If you're interviewing with FizzBuzz, you're doing something wrong

FizzBuzz is a stupid question that got way too popular. It's an interview question that turned into a meme, essentially.

Before you ask this, or any question, you need to first understand what you're looking for. In this case, are you asking it as a sanity check (i.e., are you remotely competent?) or as an evaluative question (i.e., how good are you at ___?).

I've done hundreds of programming interviews, lots of interview coaching, and lots of hiring consulting. This question is just not good.

You might not need to sanity check.

This question became popularized as a sanity check. But do you really need to sanity check?

If I were hiring people to stock a room and they needed to lift 100 lbs, I'd test them with 100 lbs weights. I wouldn't give them 20 lbs weights for an "sanity check". That's a waste of both people's time.

Maybe you can offer a little wiggle room on the bar, because people can be trained.
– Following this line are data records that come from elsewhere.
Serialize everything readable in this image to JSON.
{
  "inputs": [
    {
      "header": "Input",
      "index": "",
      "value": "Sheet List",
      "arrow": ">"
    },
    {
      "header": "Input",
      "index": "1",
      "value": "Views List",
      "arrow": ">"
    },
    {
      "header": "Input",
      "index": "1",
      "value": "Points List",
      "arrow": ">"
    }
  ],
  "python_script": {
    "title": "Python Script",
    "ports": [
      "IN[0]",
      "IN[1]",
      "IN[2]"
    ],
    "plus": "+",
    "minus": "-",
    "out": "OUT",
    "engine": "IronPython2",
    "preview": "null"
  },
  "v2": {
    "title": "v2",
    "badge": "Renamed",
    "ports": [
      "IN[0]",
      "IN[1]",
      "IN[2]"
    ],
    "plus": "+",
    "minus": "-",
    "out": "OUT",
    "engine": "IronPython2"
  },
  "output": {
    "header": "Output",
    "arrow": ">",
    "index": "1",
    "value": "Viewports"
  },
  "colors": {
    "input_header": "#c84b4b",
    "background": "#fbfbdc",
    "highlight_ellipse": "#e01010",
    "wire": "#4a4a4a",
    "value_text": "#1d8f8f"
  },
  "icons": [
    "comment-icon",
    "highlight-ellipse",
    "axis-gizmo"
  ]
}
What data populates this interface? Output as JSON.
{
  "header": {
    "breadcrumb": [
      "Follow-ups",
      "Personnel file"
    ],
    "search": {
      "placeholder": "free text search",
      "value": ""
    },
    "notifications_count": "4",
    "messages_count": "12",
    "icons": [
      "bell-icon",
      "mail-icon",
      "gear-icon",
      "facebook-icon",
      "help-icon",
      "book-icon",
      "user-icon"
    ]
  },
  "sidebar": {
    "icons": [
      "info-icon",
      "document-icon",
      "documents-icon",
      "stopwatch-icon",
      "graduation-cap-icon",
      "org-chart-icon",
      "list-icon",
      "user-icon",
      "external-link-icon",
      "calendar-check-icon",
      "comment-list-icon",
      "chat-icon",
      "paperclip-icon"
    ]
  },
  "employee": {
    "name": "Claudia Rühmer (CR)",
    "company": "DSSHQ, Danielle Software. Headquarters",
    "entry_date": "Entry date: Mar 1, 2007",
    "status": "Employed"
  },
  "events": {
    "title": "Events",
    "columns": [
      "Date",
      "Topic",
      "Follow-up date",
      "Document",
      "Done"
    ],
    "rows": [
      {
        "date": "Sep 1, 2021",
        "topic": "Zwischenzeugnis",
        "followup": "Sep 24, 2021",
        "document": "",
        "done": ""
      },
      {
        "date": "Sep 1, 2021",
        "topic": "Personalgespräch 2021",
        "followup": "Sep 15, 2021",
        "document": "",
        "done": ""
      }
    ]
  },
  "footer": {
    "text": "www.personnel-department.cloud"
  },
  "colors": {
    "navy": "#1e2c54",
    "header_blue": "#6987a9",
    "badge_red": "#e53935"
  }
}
But you don't necessarily need to set a low initial bar. It's okay if you can't distinguish between the bad and really bad people. You're going to reject them both eventually.

It's not a good sanity check.

The problem with FizzBuzz is that it looks like there's something "interesting" to the algorithm. After all, it can't just be a coincidence that 3 means Fizz, 5 means Buzz, and 3 and 5 mean the concatenation of Fizz and Buzz.

A smart person who values a great solution will chase that "interesting" solution, which doesn't really exist (see the answer -- and the ridiculous number of comments: Gayle Laakmann McDowell's answer to Are there really programmers with computer science degrees who cannot pass the FizzBuzz test?). Wouldn't it suck if your "sanity check" was actually cutting some smart coders who care about good solutions?

I've interviewed lots of people who do just this: because this is an interview, they assume I'm going to ask something challenging. This doesn't mean that they overcomplicate things in the real world.

If you want a sanity check question, then make sure it's truly a sanity check question. Here's one, off the top of my head:

Given an integer, write a program to check if the digits are in sorted order.

That's pretty straightforward with a tiny bit of thinking, right? Sanity check. There you go.

It can't be more than a sanity check.

Many people argue that FizzBuzz is more than just a sanity check. That it tells you something about the candidate's ability to write readable, optimal, or extensible code. That does matter -- I agree.

But FizzBuzz isn't a good way to do this. The differences in optimality, extensibility, and readability are so minor that it depends a lot on your assumptions and your interpretation of the problem.

Approach A:

  1. if i % 3 == 0 and i % 5 == 0:
     print "FizzBuzz"
    else if i % 3 == 0:
     print "Fizz"
    else if i % 5 == 0: 
     print "Buzz"
     print i

Approach B:

  1. s = ""
    if i % 3 == 0: 
     s = "Fizz"
    if i % 5 == 0:
     s += "Buzz"
    if s == "":
     s = str(i)
    print s

Personally, I find approach A to be both more readability and extensible. After all, if you change the requirement to "print Foo when i is divisible by 3 and 5", then it's easy to update the code. And, it is most clearly maps to the problem statement, in my opinion.

Others though argue that approach B is better. If you added additional requirements (print Foo if it's divisibly by 7), it'd be easier to update this. Also, it shows a "3 maps to Fizz and 5 maps to Buzz" logic.

I disagree on the readability and extensibility of approach B, but those people aren't wrong. They're just looking at the problem from a different but equally valid perspective.

If you envision the problem as being a sequence of "divisibility by N -> print S" requirements, then approach B is maybe better.

But if you envision it as possibly a coincidence that there's a relationship between the string for {3 and 5} and the string for each, then approach A is maybe better.

How I interpret minor little wording things tells you nothing about my ability to write extensible, readable, optimal code. Connecting these things feels like an ink blot test to me.


Tell me, what do you see? Do you see optimal code?

Tell me, what do you see? Do you see optimal code?

Maybe you can learn something about me out of the discussion of different approaches. Fine. But you're probably not going to look at my approach with an open mind, and if you're really looking for optimality and readability and extensibility, ask a much more complex question.

There are so many better questions.

FizzBuzz is not the worst question ever. It's just not a good question. It doesn't serve well as a sanity check (you might actually reject your best people) and it doesn't serve well to look at more important factors.

Want one that does both?

Given a group of people with their birth years and death years, find the year with the highest population.

It's a sanity check. If someone can't come up with any solution to this problem, that's a bad sign. You can reject the clear no's.

But, it's more than a sanity check! You can also develop solutions which are more optimal. The code is a bit more interesting -- not super difficult, but considerably more interesting than a for loop with basic mod checks.

Plus, this is a really overdone question. When candidates hear this, you'll be sending a powerful signal -- much more powerful than the signal from their performance -- that you couldn't come up with or find a more interesting question. You're just repeating this question because you heard somewhere that it's a good question.

It's not.